WHAT NEEDS TO BE DONE » Copy the entries character for character.

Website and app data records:
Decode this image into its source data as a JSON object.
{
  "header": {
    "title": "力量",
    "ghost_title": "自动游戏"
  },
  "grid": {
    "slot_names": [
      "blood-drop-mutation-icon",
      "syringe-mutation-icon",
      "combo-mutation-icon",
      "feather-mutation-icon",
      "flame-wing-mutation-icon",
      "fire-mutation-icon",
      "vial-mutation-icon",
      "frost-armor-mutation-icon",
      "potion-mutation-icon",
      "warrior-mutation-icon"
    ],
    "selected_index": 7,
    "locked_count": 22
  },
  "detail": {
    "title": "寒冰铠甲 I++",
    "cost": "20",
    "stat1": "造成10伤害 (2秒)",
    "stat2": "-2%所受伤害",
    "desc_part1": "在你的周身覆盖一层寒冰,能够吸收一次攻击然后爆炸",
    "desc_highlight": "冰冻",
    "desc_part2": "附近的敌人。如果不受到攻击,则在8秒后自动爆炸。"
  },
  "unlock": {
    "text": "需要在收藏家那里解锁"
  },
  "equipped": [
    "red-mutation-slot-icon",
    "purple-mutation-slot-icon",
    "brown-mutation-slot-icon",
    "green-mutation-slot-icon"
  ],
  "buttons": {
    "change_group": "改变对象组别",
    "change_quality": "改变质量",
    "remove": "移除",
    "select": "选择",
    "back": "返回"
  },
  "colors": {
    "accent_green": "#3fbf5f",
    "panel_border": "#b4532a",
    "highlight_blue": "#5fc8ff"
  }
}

RESULT OF THIS EXERCISE »
Decode this image into its source data as a JSON object.
{
  "header": {
    "title": "力量",
    "ghost_title": "自动游戏"
  },
  "grid": {
    "slot_names": [
      "blood-drop-mutation-icon",
      "syringe-mutation-icon",
      "combo-mutation-icon",
      "feather-mutation-icon",
      "flame-wing-mutation-icon",
      "fire-mutation-icon",
      "vial-mutation-icon",
      "frost-armor-mutation-icon",
      "potion-mutation-icon",
      "warrior-mutation-icon"
    ],
    "selected_index": 7,
    "locked_count": 22
  },
  "detail": {
    "title": "寒冰铠甲 I++",
    "cost": "20",
    "stat1": "造成10伤害 (2秒)",
    "stat2": "-2%所受伤害",
    "desc_part1": "在你的周身覆盖一层寒冰,能够吸收一次攻击然后爆炸",
    "desc_highlight": "冰冻",
    "desc_part2": "附近的敌人。如果不受到攻击,则在8秒后自动爆炸。"
  },
  "unlock": {
    "text": "需要在收藏家那里解锁"
  },
  "equipped": [
    "red-mutation-slot-icon",
    "purple-mutation-slot-icon",
    "brown-mutation-slot-icon",
    "green-mutation-slot-icon"
  ],
  "buttons": {
    "change_group": "改变对象组别",
    "change_quality": "改变质量",
    "remove": "移除",
    "select": "选择",
    "back": "返回"
  },
  "colors": {
    "accent_green": "#3fbf5f",
    "panel_border": "#b4532a",
    "highlight_blue": "#5fc8ff"
  }
}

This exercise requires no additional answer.